AS BOTH A GENRE and a culture, hip-hop can be generally divided into two camps: There are the flashy, materialistic, often misogynistic artists you hear on commercial radio who sell records in ridiculous amounts, and the introspective, socially conscious artists who are solely accountable to themselves for staying relevant.
Since 2009, Oddisee has firmly been in the latter camp, having released a near-constant stream of albums and EPs to a loyal but small corps of fans worldwide. As one-third of Washington, DC, collective Diamond District, along with yU and Uptown XO, Oddisee was celebrated for his mic skills as much as his ability behind the board as a producer and multi-instrumentalist. But despite his talent and prolificacy—and high-profile collaborations with the likes of DJ Jazzy Jeff, J. Cole, and Kendrick Lamar—Oddisee remains stubbornly underground. The Good Fight, his eighth studio album (not including mixtapes and EPs) is his biggest attempt yet to cross the miles-wide divide that separates obscurity from relevance. That sense of urgency—both artistic and cultural—is palpable throughout the album.
From a tour stop in Minneapolis, Oddisee remembers exactly how the album took shape. "I started it on the 27 of November , worked through December, and on January 13 I turned the record in," he says. "I wrote, recorded, and produced this record in a very short amount of time. In order to do that I had to just stay home and write."
Born Amir Mohamed el Khalifa to a Sudanese father and African American mother in Prince George's County, Maryland, Oddisee was raised in DC, where he and Diamond District began making their mark on the local hip-hop scene. For strategic reasons, Oddisee relocated to Brooklyn five years ago, but he hasn't let his adopted home alter his distinctive sound.
"My music has never really been truly affected by my place of residence, or where I get my mail, so to speak," Oddisee says. "My inspiration comes from everything around me. In fact, when I'm in New York, for the most part I'm in the house. I'm very secluded and reclusive when I'm home in New York."
Though technically a hip-hop record, The Good Fight distinguishes itself from the predictability of its contemporaries by incorporating the syncopation of the JBs, the vibes of Roy Ayers, and unconventional time signatures from jazz and international influences. A song like "Counter-Clockwise," with its tricky 5/4 beat, owes as much to Dave Brubeck as to the haqibah music of Northern Sudan.
"That 5/4 time signature is very common in the Sudanese music I grew up listening to in my household in Washington, DC," he says. "And I took that Sudanese rhythm and incorporated that into hip-hop."
Lyrically, The Good Fight addresses Oddisee's pursuit of a wider audience while recognizing the perils involved. He acknowledges the contradictions in seeking mainstream acceptance while also trying to stay true to his artistry. "I wanna make nonstop profit/I wanna make a nonprofit," he says on the appropriately titled "Contradiction's Maze."

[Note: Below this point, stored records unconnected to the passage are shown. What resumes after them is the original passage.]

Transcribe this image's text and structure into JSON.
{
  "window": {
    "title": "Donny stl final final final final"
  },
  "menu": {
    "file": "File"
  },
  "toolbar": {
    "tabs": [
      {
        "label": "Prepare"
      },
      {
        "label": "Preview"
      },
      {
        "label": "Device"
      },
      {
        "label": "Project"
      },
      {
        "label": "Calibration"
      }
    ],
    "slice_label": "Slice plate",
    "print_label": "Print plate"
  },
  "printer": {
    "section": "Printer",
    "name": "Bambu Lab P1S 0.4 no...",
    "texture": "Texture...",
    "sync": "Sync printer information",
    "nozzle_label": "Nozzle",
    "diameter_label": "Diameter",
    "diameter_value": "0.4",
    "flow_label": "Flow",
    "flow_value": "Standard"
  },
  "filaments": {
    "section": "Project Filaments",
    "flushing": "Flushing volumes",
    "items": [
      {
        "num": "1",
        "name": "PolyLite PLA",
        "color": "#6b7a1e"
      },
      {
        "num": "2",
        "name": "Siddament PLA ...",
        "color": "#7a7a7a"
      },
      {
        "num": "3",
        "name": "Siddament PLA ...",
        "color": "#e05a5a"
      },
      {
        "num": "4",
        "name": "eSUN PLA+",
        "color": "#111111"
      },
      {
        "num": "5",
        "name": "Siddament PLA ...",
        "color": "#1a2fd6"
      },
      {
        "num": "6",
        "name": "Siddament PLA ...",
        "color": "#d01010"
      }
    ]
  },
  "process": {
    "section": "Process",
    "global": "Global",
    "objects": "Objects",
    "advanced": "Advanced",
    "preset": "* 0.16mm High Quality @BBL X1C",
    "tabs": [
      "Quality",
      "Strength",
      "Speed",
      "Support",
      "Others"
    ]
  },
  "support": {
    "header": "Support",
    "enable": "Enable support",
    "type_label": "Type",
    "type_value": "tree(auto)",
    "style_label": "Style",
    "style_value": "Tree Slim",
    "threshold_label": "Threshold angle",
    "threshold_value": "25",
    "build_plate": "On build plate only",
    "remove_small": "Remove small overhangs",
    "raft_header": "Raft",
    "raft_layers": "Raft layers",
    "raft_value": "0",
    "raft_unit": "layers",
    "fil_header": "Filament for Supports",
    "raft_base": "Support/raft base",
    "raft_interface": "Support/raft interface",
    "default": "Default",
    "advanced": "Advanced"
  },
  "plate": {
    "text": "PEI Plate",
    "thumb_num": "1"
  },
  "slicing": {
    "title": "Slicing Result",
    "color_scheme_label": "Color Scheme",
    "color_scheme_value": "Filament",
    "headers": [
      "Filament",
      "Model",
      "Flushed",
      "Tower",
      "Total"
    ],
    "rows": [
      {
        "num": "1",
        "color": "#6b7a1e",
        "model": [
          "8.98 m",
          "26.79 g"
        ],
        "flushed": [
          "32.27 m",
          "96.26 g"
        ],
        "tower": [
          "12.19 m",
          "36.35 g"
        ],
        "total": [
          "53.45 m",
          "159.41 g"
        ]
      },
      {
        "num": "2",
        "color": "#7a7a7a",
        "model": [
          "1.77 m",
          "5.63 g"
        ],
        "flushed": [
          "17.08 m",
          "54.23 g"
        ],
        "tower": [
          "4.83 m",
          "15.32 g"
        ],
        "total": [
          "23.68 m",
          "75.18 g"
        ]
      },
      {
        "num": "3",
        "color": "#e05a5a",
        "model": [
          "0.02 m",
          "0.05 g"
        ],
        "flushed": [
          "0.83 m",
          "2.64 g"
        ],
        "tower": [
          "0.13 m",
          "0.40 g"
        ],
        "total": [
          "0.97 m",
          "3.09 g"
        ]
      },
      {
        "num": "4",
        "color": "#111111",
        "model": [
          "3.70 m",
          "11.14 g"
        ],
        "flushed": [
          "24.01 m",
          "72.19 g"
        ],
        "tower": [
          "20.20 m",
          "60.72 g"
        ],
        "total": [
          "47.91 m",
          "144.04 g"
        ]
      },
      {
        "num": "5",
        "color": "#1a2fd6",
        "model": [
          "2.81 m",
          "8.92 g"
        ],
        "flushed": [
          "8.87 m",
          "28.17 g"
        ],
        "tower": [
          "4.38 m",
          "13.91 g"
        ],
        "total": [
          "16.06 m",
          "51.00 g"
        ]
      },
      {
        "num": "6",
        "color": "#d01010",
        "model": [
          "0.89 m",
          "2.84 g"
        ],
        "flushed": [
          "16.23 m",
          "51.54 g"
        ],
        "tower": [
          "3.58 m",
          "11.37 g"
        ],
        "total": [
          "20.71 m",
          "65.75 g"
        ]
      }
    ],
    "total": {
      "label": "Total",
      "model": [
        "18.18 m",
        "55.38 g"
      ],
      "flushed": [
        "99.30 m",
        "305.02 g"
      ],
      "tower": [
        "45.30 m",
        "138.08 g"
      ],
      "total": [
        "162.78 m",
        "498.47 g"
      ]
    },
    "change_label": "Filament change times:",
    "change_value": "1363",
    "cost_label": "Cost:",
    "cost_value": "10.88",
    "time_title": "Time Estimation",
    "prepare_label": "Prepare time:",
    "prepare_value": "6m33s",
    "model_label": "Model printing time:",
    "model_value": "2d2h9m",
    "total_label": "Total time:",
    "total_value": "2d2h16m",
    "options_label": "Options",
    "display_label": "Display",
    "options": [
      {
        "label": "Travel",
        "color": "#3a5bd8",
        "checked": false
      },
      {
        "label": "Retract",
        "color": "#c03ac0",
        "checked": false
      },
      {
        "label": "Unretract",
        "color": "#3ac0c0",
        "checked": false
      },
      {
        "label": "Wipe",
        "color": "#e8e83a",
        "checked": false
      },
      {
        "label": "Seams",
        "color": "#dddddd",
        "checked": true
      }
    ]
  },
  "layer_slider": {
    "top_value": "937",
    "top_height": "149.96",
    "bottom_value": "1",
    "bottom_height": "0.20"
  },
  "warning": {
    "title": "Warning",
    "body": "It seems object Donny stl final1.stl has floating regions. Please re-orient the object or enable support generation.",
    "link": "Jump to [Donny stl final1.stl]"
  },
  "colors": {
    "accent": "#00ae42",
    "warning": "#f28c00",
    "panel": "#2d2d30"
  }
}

Unlike a number of other conscious hip-hop albums from the last couple of years, The Good Fight doesn't attempt to address current affairs or the state of black America, at least not directly. The good fight, rather, is a more personal battle than a political one.
"The things that we love to do, that we deem worthy of our love," Oddisee says, "we don't even realize we're fighting for them. It's unconscious urgency; it's definitely not something that's in the forefront of our minds."
For Oddisee, whose name evokes both his way of viewing the world ("odd-I-see") as well as his way of traveling and living in the world, The Good Fight is a testament to his connection to his fans, and his family, across the globe.
"It speaks to people who realize that, through travel, we are not that different, in all aspects, anywhere in the world; that humanity, at its core root, is essentially the same. You start to transform what you value in this world, when you realize how similar we are."